Monday, June 16, 2008

Anglican church in meltdown over gays and women

Cover story in todays Times... Anglican church in meltdown over gays and women, by Ruth Gledhill. Tired old question, but could this be the straw that breaks the camels back, or is there still reason for the evangelicals to stay in fellowship with the anglo-catholics and the liberals?? I love (most of) the 39 articles as much as anyone else, but this thing has drifted so far off that it doesn't even realise the problem.

Further into The Times it's noted that having Rabbi Sacks speak at Lambeth is a positive step... Now, it's good to understand others, but I'm not entirely sure how someone who doesn't think the Messiah has come yet is going to help the CofE move forward positively

Drift happens. The Bible shows us that.
And history sings the same song.

What matters when that's happening is staying with the gospel. The gospel is then far more important than the sentiment historical unity. Unity is always selective anyway (note there are plenty of people not in the Church of England in the first place) and should always be surrendered for the sake of holding to the gospel, for the sake of the glory of Jesus. Maintaining unity without the gospel is just pointless. Where unity based on the gospel can be maintained then obviously that's the ideal, a clear basis for friendship, relationship, partnership....

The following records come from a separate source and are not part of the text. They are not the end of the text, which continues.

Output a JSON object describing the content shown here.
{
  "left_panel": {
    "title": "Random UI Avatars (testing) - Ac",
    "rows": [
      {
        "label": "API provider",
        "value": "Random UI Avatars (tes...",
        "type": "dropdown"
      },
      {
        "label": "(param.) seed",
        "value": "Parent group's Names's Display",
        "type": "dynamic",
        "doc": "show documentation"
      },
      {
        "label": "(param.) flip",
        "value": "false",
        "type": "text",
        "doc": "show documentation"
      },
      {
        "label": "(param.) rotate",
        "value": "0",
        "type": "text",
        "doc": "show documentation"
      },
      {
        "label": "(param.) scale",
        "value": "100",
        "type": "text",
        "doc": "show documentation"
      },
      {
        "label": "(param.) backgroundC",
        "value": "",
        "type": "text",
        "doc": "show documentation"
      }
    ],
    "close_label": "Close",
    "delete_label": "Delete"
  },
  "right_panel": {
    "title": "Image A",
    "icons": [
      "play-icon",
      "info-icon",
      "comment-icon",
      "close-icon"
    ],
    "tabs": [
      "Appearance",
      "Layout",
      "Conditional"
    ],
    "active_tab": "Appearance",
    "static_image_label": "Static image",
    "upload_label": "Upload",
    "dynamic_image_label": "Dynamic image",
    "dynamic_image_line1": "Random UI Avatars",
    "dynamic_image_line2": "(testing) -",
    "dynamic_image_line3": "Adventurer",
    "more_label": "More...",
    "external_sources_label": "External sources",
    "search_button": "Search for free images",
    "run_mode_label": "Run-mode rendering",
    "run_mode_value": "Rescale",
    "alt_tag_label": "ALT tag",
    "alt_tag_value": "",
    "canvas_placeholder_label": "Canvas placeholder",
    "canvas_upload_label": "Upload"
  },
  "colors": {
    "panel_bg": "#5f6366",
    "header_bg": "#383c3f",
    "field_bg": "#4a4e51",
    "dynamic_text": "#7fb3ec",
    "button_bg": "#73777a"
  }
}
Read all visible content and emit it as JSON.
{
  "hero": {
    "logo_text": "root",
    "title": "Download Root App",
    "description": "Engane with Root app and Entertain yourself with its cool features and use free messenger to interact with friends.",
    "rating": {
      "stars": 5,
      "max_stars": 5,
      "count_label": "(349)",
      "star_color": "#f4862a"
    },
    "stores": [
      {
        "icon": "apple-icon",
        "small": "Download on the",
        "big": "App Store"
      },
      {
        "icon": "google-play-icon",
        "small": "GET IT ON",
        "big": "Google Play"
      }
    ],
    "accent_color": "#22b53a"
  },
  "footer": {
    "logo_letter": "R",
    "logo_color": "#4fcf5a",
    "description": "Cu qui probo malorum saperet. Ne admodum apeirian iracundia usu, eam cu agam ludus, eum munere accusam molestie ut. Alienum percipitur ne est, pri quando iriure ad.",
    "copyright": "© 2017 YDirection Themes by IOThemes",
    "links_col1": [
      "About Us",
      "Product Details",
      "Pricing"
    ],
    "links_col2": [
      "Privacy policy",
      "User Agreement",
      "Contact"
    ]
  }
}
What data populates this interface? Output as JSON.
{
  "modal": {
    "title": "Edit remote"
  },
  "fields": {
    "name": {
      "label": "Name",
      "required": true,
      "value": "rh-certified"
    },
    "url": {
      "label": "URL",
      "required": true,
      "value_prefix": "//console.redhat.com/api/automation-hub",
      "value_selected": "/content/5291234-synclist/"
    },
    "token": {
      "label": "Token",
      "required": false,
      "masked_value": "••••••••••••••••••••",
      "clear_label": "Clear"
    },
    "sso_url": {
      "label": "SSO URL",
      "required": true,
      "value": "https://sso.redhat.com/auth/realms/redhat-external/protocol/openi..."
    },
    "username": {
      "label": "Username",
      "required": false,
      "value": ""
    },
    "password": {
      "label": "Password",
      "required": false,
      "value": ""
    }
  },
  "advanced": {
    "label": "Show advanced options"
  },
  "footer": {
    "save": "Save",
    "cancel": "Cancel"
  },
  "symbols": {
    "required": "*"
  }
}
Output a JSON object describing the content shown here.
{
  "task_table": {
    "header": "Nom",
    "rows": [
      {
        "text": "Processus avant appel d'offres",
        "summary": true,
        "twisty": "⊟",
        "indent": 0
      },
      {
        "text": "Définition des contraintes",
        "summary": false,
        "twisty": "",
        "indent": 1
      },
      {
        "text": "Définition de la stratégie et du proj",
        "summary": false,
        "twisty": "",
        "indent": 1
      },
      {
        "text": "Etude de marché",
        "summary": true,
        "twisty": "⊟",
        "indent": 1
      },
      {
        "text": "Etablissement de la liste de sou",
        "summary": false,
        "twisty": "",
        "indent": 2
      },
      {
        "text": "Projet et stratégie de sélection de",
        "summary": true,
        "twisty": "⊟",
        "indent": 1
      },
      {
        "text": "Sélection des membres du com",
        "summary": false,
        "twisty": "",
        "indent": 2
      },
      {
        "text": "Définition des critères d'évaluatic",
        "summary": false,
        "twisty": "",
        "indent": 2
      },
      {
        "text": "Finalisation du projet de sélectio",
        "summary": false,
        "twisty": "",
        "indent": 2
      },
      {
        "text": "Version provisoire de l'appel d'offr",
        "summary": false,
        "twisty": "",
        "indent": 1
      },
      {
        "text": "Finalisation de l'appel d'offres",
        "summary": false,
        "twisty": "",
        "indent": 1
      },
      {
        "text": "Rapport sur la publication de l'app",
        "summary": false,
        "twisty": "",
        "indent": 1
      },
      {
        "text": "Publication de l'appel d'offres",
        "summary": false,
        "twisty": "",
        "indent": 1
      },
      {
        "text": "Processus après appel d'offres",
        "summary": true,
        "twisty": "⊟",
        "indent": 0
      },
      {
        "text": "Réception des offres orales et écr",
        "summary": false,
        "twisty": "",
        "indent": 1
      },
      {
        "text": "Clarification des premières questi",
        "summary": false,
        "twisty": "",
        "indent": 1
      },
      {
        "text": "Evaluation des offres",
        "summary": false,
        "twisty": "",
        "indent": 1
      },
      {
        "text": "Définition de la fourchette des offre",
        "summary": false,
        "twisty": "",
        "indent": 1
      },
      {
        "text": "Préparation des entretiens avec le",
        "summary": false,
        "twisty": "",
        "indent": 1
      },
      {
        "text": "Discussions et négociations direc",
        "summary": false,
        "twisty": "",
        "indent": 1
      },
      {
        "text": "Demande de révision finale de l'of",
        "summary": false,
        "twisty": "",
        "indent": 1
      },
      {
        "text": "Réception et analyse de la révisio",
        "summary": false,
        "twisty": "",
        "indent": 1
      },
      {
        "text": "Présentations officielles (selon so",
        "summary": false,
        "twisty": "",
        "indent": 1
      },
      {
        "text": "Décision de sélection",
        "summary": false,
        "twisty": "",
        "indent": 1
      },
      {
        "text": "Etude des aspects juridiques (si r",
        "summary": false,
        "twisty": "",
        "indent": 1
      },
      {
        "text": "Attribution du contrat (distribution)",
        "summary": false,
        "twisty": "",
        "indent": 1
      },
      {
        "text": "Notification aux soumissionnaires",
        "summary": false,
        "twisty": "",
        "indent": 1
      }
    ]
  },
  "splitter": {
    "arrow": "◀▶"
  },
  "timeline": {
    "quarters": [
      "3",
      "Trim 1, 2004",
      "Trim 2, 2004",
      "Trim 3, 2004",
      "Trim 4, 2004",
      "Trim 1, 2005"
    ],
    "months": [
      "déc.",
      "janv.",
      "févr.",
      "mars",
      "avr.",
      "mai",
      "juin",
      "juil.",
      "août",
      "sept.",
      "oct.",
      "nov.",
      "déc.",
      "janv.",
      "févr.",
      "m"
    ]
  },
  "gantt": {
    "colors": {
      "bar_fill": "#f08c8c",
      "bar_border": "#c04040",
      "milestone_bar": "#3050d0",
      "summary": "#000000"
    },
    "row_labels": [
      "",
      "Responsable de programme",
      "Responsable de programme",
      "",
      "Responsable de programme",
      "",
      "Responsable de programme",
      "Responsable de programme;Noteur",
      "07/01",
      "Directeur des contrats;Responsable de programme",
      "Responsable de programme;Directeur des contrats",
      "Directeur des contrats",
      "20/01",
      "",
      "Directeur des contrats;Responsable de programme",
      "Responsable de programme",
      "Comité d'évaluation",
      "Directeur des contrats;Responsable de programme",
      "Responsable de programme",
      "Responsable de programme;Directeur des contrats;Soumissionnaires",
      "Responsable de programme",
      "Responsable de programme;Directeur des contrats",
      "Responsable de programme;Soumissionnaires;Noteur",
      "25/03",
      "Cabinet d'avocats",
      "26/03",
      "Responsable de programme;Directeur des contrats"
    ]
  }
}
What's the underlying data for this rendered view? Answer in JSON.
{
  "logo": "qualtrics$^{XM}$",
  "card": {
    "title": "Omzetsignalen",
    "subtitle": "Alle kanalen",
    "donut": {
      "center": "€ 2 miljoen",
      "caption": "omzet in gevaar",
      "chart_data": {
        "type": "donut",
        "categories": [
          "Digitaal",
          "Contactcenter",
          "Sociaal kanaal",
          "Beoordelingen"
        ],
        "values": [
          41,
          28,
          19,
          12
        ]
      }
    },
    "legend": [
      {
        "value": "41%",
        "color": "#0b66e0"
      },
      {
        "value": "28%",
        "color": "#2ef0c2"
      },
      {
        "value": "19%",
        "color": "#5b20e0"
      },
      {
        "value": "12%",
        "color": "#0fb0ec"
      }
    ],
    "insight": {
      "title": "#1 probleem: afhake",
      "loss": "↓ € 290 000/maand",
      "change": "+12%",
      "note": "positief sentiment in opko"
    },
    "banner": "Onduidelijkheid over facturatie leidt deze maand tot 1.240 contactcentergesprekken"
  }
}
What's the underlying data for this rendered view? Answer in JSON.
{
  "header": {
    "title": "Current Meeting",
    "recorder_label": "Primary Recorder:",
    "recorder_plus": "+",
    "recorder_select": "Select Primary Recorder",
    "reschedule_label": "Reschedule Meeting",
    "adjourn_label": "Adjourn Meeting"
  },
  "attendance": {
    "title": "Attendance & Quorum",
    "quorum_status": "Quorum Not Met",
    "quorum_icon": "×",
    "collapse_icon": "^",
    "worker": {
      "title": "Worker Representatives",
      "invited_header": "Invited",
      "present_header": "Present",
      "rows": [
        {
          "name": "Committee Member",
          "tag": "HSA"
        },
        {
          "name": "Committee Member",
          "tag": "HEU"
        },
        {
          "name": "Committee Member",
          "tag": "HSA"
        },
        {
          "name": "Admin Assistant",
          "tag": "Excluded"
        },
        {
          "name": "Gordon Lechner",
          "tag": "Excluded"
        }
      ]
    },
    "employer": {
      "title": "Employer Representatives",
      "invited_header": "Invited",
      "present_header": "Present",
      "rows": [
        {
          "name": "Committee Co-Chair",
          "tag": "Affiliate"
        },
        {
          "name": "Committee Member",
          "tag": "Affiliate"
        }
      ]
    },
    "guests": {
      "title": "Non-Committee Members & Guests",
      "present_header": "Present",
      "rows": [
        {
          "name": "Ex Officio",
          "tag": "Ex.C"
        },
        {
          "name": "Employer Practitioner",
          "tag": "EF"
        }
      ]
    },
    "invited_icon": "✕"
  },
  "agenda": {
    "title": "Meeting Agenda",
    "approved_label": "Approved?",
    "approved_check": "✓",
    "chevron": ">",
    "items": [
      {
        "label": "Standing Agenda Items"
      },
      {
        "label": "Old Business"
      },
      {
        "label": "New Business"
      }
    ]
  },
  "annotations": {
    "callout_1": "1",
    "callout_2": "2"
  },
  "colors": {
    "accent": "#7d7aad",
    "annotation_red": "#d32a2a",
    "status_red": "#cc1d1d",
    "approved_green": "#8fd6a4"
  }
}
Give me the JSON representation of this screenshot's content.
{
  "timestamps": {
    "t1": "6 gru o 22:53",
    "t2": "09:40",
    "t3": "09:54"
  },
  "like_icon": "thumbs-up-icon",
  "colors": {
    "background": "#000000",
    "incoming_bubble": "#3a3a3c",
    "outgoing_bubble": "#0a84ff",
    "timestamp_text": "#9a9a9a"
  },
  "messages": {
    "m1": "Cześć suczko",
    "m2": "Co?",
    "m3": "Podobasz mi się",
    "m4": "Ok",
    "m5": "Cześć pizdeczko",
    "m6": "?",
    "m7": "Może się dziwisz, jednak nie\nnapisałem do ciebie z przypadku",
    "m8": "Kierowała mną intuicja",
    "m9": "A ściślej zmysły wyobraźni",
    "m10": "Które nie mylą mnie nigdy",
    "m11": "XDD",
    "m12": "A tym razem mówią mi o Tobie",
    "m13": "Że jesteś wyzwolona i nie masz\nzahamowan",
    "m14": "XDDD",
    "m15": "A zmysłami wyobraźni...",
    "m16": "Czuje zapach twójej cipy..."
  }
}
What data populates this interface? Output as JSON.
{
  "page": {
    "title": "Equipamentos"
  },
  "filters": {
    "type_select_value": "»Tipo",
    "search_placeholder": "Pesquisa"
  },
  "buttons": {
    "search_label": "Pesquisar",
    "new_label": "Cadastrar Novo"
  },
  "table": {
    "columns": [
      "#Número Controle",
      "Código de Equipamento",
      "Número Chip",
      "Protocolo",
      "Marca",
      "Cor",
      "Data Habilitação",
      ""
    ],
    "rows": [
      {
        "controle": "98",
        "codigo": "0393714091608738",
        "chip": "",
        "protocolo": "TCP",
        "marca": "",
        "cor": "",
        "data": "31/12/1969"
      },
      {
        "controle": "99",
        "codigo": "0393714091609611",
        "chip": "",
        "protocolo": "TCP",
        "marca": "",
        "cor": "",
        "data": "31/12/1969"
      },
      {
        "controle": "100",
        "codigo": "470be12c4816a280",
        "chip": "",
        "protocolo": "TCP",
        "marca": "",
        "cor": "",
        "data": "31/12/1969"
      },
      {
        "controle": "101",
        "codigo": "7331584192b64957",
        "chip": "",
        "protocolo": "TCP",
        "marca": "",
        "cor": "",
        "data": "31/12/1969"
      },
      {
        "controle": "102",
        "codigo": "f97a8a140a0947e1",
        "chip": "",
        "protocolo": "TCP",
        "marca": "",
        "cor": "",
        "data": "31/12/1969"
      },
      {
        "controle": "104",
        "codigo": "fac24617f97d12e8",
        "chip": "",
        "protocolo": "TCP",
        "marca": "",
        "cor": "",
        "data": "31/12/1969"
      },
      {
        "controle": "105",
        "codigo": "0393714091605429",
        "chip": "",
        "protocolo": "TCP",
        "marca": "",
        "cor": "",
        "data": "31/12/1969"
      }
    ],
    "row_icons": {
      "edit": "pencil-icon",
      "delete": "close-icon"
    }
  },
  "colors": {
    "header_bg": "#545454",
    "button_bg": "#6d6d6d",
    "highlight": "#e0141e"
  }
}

The Jehovah's Witnesses who popped into our house on Sunday afternoon would have had us believe that we shared the same gospel as the four newfrontiers-types they were sitting around the table with - but that's only true if you skip Anglican articles I, II, V, VIII amongst others (that is if you skip Trinity, divinity of Jesus, the historic creeds etc). The Reformed Charismatics and the Jehovah's Witnesses hold to different gospels. We can't unite in gospel-fellowship. Likewise, how can those in the CofE who have such different gospels prentent to be united? Why would someone who loves the gospel want to fellowship with those who openly flaunt sound doctrine?

Furthermore, given that Anglican churches are essentially independent churches, and that the evangelicals are usually more than capable of self-funding - why stay in the bigger thing? I know you can never have a totally pure church. And I know it is possible that evangelicals might one day be a majority... but is that faint future hope worth the cost today? There are plenty of churches to form fellowship with instead of those that deny the things that matter. Plenty of churches who love the gospel, who will contend for the truth...